He was inappropriate, his ideas sometimes dated, if not offensive. In his classic but shortsighted takedown of late-career Miles Davis, he dismissed Prince as a “transvestite” and Davis as a “borderline drag queen.”

“In his work there was a certain adamant refusal to sign on with and regurgitate what everyone else was saying. For better or worse.”

— Jazz Artistry Now

His prose was vivacious as hell but it hurts to read some of it today. And yet his critical sensibility, his committed engagement with jazz and politics and his effortless transit between the two, was something I sought to emulate.

In his work there was a certain adamant refusal to sign on with and regurgitate what everyone else was saying. For better or worse.



I saw Stanley at clubs all the time but we never met until after I published a largely favorable review of his book Considering Genius. Stanley read it and emailed to thank me.

He didn’t bother raking me over the coals for my criticisms and just focused on the positive. “Thank you for being an individual,” he wrote. That in itself was a lesson. And yes, he signed off on that email, and every email thereafter, with “VIA” — Victory Is Assured.



He invited me out to brunch, just me and him, so we met I forget where in the West Village, right around the time I was getting ready to move to Philly in 2007. Again, like Kurt said: excitement and danger.

I was hanging socially with the author of Notes of a Hanging Judge, easily one of the most formative books of my early 20s. But this notorious intellectual brawler was perfectly easy to talk to.

I even had the satisfaction of bumping into an old friend in the restaurant and being able to say, “Oh, please meet Stanley Crouch.”

I remember Stanley spoke very lovingly about his family.

I talked about how I might go about insuring my CD library before I put it on the moving truck, and he seemed to take such a genuine interest — later when we said goodbye on the street he said something like, “Take care of those CDs! Get them there!”



There was a generous and caring side to him and I’m glad I experienced it the way I did.

We didn’t hang too much after that, but there were brief and meaningful encounters: he’d see me somewhere and pull me aside and tell me about a conversation he just had with Paul Berman about antisemitism — stuff like that.

One night at Birdland we were talking before a panel discussion and he introduced me to Touré by saying, “Here’s someone who knows.” That was the kind of support he gave me, a real dose of confidence when I needed it.

A few years later I saw that he had provided a jacket blurb for an important book by the great conductor Maurice Peress, the elder statesman of Queens College, in the music school where I was teaching jazz history.

So naturally our next conversation was about maestro Peress (also sadly departed). “The thing about Maurice, ya see,” I can still hear Stanley saying, “is that he knows SO much shit.

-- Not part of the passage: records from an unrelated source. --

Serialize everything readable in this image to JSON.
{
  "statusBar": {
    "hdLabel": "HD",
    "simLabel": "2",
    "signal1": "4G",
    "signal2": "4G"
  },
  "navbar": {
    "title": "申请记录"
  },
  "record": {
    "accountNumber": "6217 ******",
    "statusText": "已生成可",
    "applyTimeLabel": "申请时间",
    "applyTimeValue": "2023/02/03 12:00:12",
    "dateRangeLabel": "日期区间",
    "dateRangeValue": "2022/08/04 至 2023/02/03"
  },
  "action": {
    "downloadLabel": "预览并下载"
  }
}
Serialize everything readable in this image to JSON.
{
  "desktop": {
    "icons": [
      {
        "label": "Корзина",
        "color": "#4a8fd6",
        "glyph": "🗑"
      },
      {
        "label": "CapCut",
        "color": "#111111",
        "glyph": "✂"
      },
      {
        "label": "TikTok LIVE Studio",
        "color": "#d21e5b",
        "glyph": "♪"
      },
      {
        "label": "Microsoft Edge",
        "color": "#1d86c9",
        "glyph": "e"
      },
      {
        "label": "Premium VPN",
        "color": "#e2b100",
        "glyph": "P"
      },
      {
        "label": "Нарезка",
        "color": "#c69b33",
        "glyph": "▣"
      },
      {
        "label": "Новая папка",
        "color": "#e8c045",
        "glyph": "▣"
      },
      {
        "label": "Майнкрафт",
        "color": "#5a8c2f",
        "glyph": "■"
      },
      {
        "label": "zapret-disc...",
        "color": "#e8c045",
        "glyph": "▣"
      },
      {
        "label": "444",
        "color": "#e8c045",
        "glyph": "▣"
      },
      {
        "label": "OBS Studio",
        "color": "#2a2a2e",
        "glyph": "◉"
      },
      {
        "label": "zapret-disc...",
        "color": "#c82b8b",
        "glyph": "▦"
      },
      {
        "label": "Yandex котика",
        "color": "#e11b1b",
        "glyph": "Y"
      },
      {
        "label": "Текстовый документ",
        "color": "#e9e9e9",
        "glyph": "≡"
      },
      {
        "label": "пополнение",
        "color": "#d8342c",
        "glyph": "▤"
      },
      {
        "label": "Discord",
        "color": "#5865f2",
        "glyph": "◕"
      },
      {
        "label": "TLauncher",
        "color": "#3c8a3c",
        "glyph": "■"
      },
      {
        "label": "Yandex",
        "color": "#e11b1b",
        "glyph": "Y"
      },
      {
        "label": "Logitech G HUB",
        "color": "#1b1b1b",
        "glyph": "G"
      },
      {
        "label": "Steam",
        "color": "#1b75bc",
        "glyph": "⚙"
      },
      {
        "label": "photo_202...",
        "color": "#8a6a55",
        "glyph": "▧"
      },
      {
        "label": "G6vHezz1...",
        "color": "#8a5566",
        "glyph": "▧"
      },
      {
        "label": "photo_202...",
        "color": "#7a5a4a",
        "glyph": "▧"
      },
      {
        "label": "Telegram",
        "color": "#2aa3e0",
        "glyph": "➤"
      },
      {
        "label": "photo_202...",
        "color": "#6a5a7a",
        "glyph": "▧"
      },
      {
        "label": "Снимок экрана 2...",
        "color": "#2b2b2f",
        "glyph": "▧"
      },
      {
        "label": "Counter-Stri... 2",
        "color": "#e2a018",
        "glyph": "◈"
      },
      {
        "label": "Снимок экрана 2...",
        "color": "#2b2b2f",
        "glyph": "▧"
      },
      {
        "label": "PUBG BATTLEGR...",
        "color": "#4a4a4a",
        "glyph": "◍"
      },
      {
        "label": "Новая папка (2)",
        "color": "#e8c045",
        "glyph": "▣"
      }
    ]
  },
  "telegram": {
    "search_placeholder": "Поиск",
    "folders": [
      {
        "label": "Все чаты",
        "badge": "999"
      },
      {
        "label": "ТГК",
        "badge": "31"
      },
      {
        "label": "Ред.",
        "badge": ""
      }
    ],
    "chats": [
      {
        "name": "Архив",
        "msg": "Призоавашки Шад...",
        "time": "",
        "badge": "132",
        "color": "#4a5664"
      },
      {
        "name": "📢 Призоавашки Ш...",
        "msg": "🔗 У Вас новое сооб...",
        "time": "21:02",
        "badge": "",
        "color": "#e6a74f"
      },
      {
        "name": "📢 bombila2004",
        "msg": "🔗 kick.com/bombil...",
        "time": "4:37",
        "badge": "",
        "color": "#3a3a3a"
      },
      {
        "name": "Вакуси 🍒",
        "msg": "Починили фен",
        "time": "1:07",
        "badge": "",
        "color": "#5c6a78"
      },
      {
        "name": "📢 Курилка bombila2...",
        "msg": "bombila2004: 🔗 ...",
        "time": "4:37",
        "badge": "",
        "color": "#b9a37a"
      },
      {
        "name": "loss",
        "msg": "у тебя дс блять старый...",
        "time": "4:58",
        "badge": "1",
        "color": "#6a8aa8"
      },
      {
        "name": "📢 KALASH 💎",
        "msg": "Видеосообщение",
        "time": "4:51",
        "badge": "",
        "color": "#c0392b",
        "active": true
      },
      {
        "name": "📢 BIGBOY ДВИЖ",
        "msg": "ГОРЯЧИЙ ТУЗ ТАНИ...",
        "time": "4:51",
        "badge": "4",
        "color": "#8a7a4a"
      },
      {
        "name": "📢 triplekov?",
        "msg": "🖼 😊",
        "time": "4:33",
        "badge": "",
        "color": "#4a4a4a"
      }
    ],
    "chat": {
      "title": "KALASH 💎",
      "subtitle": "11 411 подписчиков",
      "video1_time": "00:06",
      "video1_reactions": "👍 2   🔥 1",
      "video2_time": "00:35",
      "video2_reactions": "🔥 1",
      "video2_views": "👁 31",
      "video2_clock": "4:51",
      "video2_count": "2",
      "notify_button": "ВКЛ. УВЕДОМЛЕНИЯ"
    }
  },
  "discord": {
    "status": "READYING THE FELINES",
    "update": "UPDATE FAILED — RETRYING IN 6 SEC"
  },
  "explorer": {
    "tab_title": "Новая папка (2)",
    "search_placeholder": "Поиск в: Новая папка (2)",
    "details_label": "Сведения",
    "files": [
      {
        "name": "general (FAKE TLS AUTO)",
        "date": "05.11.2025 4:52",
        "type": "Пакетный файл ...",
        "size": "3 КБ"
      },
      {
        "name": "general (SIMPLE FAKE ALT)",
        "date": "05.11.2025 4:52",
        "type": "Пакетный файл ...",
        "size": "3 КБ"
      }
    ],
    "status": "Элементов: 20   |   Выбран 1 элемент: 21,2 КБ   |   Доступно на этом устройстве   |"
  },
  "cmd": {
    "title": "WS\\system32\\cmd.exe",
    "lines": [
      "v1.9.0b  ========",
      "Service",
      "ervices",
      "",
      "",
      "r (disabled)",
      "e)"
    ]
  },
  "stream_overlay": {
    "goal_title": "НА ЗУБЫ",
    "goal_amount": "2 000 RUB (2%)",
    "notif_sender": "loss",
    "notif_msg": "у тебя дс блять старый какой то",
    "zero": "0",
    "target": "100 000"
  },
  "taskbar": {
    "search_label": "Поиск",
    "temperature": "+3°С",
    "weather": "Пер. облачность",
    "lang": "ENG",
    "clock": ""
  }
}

Don’t blow it.”

He meant: seek Peress out yourself while you have the chance.

Which I did.


Stanley Crouch at BB King’s NYC 2004 – Photo by Michael Jackson

I regret not staying in contact after my move south.

He’d been ailing for a while and I should’ve reached out for that reason alone.

Knowing him was a high point of my life in New York.

I’ll never forget watching him listen with great appreciation to Brad Mehldau play “Monk’s Dream” at the Vanguard.

Or the night he made himself so at home that he practically walked on the bandstand with Joe Lovano, and Lorraine considered throwing him out.

Good times.

Thank you, Stanley, for being an individual.


Mr. Adler

The Jazz Artistry Now article Stanley Lawrence Crouch (December 14, 1945 – September 16, 2020) was written by David R. Adler.

Mr. Adler’s work has appeared in JazzTimes, The Village Voice, Stereophile, The New York City Jazz Record, The Philadelphia Inquirer, Philadelphia Weekly, Down Beat, Time Out New York, City Arts, Jazziz, The New York Times, The New Republic, Slate, The Forward, The Sondheim Review, Fairmont Magazine (Canada), La Tempestad (Mexico), GEO (Germany), New Music Box, All Music Guide, Global Rhythm, Signal to Noise, Coda, Jewish Currents and more.

He is happy to be a contributor to Jazz Artistry Now.